When is a performative contradiction not a contradiction? When the ‘performative contradiction’ objection is a tu quoque fallacy.
So what is a performative contradiction? We need look no further than Matt Stone and Trey Parker’s Team America: World Police to answer this question. Hollywood actor Gary Johnston (the Tom Cruise parody) is approached by Spottswoode, a United States Government agent, to join the Team America forces. Spottswoode proposes that Gary meet the rest of the team. Gary agrees; Spottswoode and Gary get into Spottswoode’s limousine to make their way to Team America headquarters. But to Gary’s surprise the limousine doesn’t drive, it flies. This is the dialogue that ensues:
Gary Johnston: OK, a limousine that can fly. Now I have seen everything.
Spottswoode: Really? Have you seen a man eat his own head?
Gary Johnston: No.
Spottswoode: So then you haven’t seen everything.

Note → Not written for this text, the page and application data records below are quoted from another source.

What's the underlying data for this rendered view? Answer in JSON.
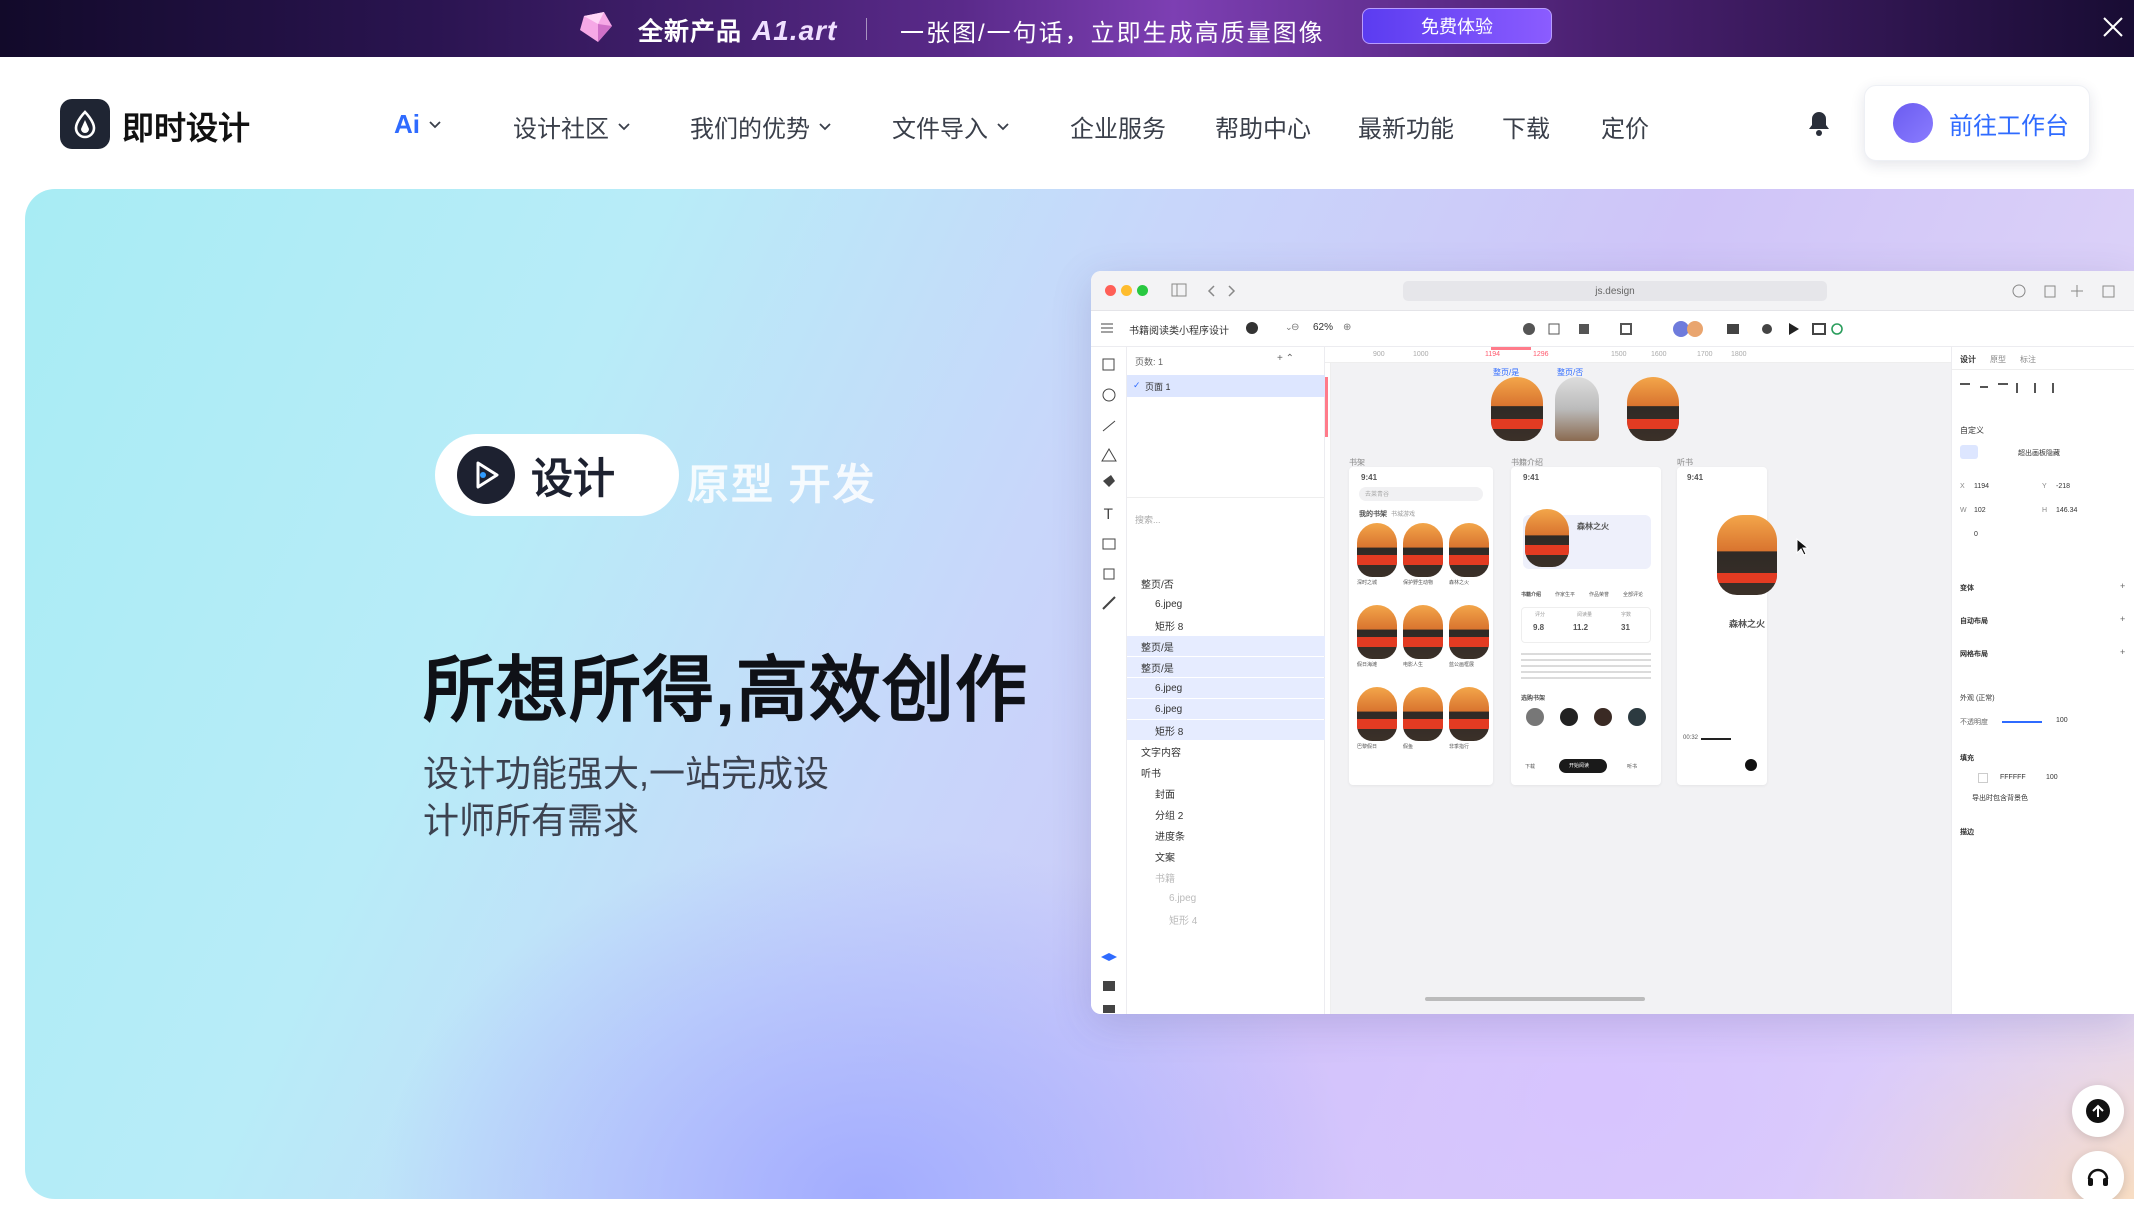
{
  "promo": {
    "title": "全新产品",
    "brand": "A1.art",
    "tagline": "一张图/一句话，立即生成高质量图像",
    "cta": "免费体验"
  },
  "nav": {
    "logo": "即时设计",
    "items": [
      {
        "label": "Ai",
        "dropdown": true
      },
      {
        "label": "设计社区",
        "dropdown": true
      },
      {
        "label": "我们的优势",
        "dropdown": true
      },
      {
        "label": "文件导入",
        "dropdown": true
      },
      {
        "label": "企业服务",
        "dropdown": false
      },
      {
        "label": "帮助中心",
        "dropdown": false
      },
      {
        "label": "最新功能",
        "dropdown": false
      },
      {
        "label": "下载",
        "dropdown": false
      },
      {
        "label": "定价",
        "dropdown": false
      }
    ],
    "workspace_button": "前往工作台"
  },
  "hero": {
    "pill_label": "设计",
    "pill_rest": "原型 开发",
    "headline": "所想所得,高效创作",
    "subline": "设计功能强大,一站完成设计师所有需求"
  },
  "app": {
    "url": "js.design",
    "file_name": "书籍阅读类小程序设计",
    "zoom": "62%",
    "pages_label": "页数: 1",
    "page1": "页面 1",
    "search_placeholder": "搜索...",
    "layers": [
      {
        "label": "整页/否",
        "indent": 0
      },
      {
        "label": "6.jpeg",
        "indent": 1
      },
      {
        "label": "矩形 8",
        "indent": 1
      },
      {
        "label": "整页/是",
        "indent": 0
      },
      {
        "label": "整页/是",
        "indent": 0
      },
      {
        "label": "6.jpeg",
        "indent": 1
      },
      {
        "label": "6.jpeg",
        "indent": 1
      },
      {
        "label": "矩形 8",
        "indent": 1
      },
      {
        "label": "文字内容",
        "indent": 0
      },
      {
        "label": "听书",
        "indent": 0
      },
      {
        "label": "封面",
        "indent": 1
      },
      {
        "label": "分组 2",
        "indent": 1
      },
      {
        "label": "进度条",
        "indent": 1
      },
      {
        "label": "文案",
        "indent": 1
      },
      {
        "label": "书籍",
        "indent": 1
      },
      {
        "label": "6.jpeg",
        "indent": 2
      },
      {
        "label": "矩形 4",
        "indent": 2
      }
    ],
    "ruler_ticks": [
      "900",
      "1000",
      "1194",
      "1296",
      "1500",
      "1600",
      "1700",
      "1800"
    ],
    "frames": {
      "top_a": "整页/是",
      "top_b": "整页/否",
      "f1": "书架",
      "f2": "书籍介绍",
      "f3": "听书"
    },
    "shelf": {
      "time": "9:41",
      "search": "去莱青谷",
      "tab1": "我的书架",
      "tab2": "书城游戏",
      "books": [
        "深时之城",
        "保护野生动物",
        "森林之火",
        "假日海滩",
        "电影人生",
        "蓝公画框展",
        "巴黎假日",
        "假鱼",
        "非季指行"
      ]
    },
    "detail": {
      "time": "9:41",
      "title": "森林之火",
      "tabs": [
        "书籍介绍",
        "作家生平",
        "作品荣誉",
        "全部评论"
      ],
      "score": "9.8",
      "readers": "11.2",
      "words": "31",
      "score_label": "评分",
      "readers_label": "阅读量",
      "words_label": "字数",
      "section": "选购书架",
      "btn_download": "下载",
      "btn_read": "开始阅读",
      "btn_listen": "听书"
    },
    "listen": {
      "time": "9:41",
      "title": "森林之火",
      "progress": "00:32"
    },
    "panel": {
      "tabs": [
        "设计",
        "原型",
        "标注"
      ],
      "frame_type": "自定义",
      "clip": "超出画板隐藏",
      "x": "1194",
      "y": "-218",
      "w": "102",
      "h": "146.34",
      "rot": "0",
      "sections": [
        "变体",
        "自动布局",
        "网格布局"
      ],
      "appearance": "外观 (正常)",
      "opacity_label": "不透明度",
      "opacity": "100",
      "fill_label": "填充",
      "fill_hex": "FFFFFF",
      "fill_pct": "100",
      "export_bg": "导出时包含背景色",
      "stroke": "描边"
    }
  },
  "colors": {
    "accent": "#2f6bff",
    "dark": "#1f2533"
  }
}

And Gary will never see a man eat his own head because to eat one’s head is impossible. A man simply cannot eat his own head for one good reason: the mouth is a part of the head. So to eat all of one’s head one would have to eat one’s mouth. But how can one eat one’s mouth with one’s mouth? You may get the lips down, but that’s about it. Once you get to the teeth and jaw, you’re done. At this point anyone who tries to do this will realise that he’s engaged in a performative contradiction. (No doubt dejection would follow.) Insofar as we maintain that eating involves chewing and to chew we need to have a mouth, including teeth and a jaw, then there comes a point when you cannot eat any more of your head because the very apparatus required for eating are part of the head.